AIM OF THE TASK:
A word-for-word restatement of every record is required.

======== TASK DATA

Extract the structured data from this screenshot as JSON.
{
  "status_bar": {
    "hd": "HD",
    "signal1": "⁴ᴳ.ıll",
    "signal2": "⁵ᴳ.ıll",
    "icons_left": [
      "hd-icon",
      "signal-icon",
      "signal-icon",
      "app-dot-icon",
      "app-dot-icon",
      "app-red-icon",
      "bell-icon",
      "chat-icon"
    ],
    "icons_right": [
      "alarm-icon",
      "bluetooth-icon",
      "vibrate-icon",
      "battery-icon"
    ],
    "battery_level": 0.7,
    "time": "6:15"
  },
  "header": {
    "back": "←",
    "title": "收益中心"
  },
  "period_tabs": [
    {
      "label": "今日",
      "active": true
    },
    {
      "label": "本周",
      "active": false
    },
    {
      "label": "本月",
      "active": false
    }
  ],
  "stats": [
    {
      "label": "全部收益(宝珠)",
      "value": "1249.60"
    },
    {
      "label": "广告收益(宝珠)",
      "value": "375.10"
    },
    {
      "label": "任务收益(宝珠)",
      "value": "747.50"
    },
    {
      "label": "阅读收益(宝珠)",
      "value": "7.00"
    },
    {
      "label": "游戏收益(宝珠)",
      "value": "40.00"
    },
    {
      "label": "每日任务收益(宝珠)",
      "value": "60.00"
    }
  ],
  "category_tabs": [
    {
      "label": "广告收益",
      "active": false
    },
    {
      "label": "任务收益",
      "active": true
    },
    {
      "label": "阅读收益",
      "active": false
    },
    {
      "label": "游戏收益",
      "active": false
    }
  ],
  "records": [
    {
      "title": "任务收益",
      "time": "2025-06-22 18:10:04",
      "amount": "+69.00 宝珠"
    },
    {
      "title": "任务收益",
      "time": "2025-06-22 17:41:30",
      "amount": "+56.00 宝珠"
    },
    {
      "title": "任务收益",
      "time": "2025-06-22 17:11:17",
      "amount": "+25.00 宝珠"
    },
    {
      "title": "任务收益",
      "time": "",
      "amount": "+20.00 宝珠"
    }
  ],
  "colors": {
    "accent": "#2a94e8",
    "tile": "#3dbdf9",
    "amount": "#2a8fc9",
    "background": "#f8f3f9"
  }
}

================

TASK RESULT:
Extract the structured data from this screenshot as JSON.
{
  "status_bar": {
    "hd": "HD",
    "signal1": "⁴ᴳ.ıll",
    "signal2": "⁵ᴳ.ıll",
    "icons_left": [
      "hd-icon",
      "signal-icon",
      "signal-icon",
      "app-dot-icon",
      "app-dot-icon",
      "app-red-icon",
      "bell-icon",
      "chat-icon"
    ],
    "icons_right": [
      "alarm-icon",
      "bluetooth-icon",
      "vibrate-icon",
      "battery-icon"
    ],
    "battery_level": 0.7,
    "time": "6:15"
  },
  "header": {
    "back": "←",
    "title": "收益中心"
  },
  "period_tabs": [
    {
      "label": "今日",
      "active": true
    },
    {
      "label": "本周",
      "active": false
    },
    {
      "label": "本月",
      "active": false
    }
  ],
  "stats": [
    {
      "label": "全部收益(宝珠)",
      "value": "1249.60"
    },
    {
      "label": "广告收益(宝珠)",
      "value": "375.10"
    },
    {
      "label": "任务收益(宝珠)",
      "value": "747.50"
    },
    {
      "label": "阅读收益(宝珠)",
      "value": "7.00"
    },
    {
      "label": "游戏收益(宝珠)",
      "value": "40.00"
    },
    {
      "label": "每日任务收益(宝珠)",
      "value": "60.00"
    }
  ],
  "category_tabs": [
    {
      "label": "广告收益",
      "active": false
    },
    {
      "label": "任务收益",
      "active": true
    },
    {
      "label": "阅读收益",
      "active": false
    },
    {
      "label": "游戏收益",
      "active": false
    }
  ],
  "records": [
    {
      "title": "任务收益",
      "time": "2025-06-22 18:10:04",
      "amount": "+69.00 宝珠"
    },
    {
      "title": "任务收益",
      "time": "2025-06-22 17:41:30",
      "amount": "+56.00 宝珠"
    },
    {
      "title": "任务收益",
      "time": "2025-06-22 17:11:17",
      "amount": "+25.00 宝珠"
    },
    {
      "title": "任务收益",
      "time": "",
      "amount": "+20.00 宝珠"
    }
  ],
  "colors": {
    "accent": "#2a94e8",
    "tile": "#3dbdf9",
    "amount": "#2a8fc9",
    "background": "#f8f3f9"
  }
}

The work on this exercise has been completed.